In the setup function, we first set the window size to 512×512. Next, we use Serial.list()[0] to open the first available serial port. If this does not work, select the port to which Arduino is connected. We also select a font for displaying our values on the window.

  size ( 512 , 512 ) ; // window size
  
  // we are opening the port
   myPort = new Serial(this, Serial.list()[0], 9600);
  myPort.bufferUntil('\n'); 
  
  // choose the font and size
  f = createFont("Arial", 16, true); // Arial, 16px, anti-aliasing
  textFont ( f, 16 ) ; // size 16px

At the start of the draw function, the window’s background color is set to black. Then we choose a white color to draw a small circle to represent the position of the joystick. To show that the pushbutton has been pressed, we make the circle bigger.

fill(0) ; // set the fill color to black
  clear() ; // clean the screen
  
  fill(255) ; // set the fill color to white
  
  if (b == 1) // check if the button is pressed
  {
    // draw a larger circle with specified coordinates
    ellipse(x/2,y/2, 50, 50);
  } 
  else
  {
    // we draw a circle with a certain coordinates
    ellipse(x/2,y/2, 25, 25);
  }

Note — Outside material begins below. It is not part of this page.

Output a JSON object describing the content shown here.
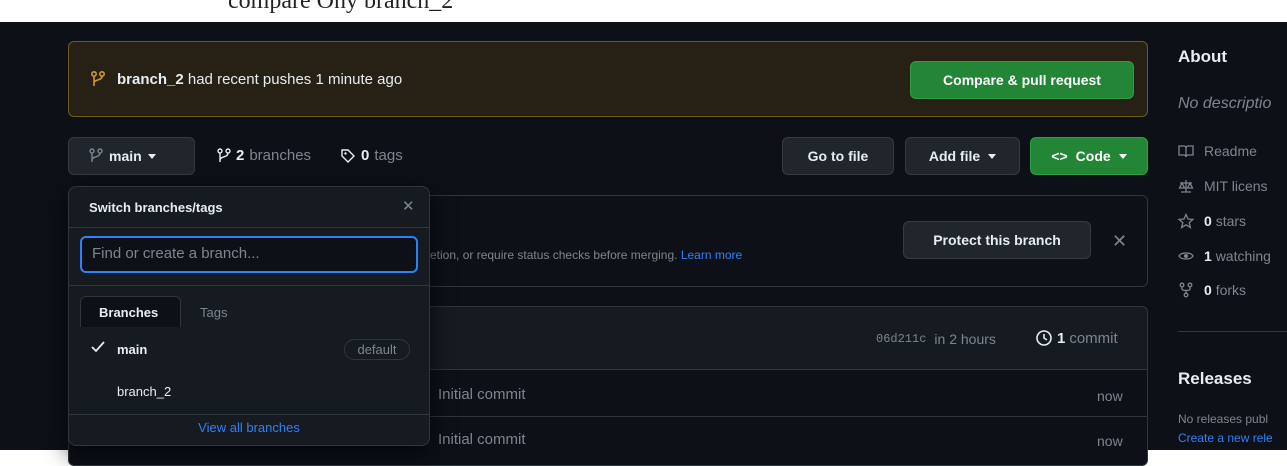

The x- and y-axis values are then printed in the upper left corner of the window.

  // we display data
  text("AnalogX="+(1023-x)+" AnalogY="+(1023-y),10,20);

The custom function serialEvent(Serial myPort) helps us parse a comma-separated list of values.

void serialEvent( Serial myPort) 
{
  // read the data until the newline n appears
  val = myPort.readStringUntil('\n');
  
  if (val != null)
  {
        val = trim(val);
        
    // break up the decimal and new line reading
    int[] vals = int(splitTokens(val, ","));
    
    // we assign to variables
    x = vals[0];
    y = vals[1] ;
    b = vals[2];

  }
}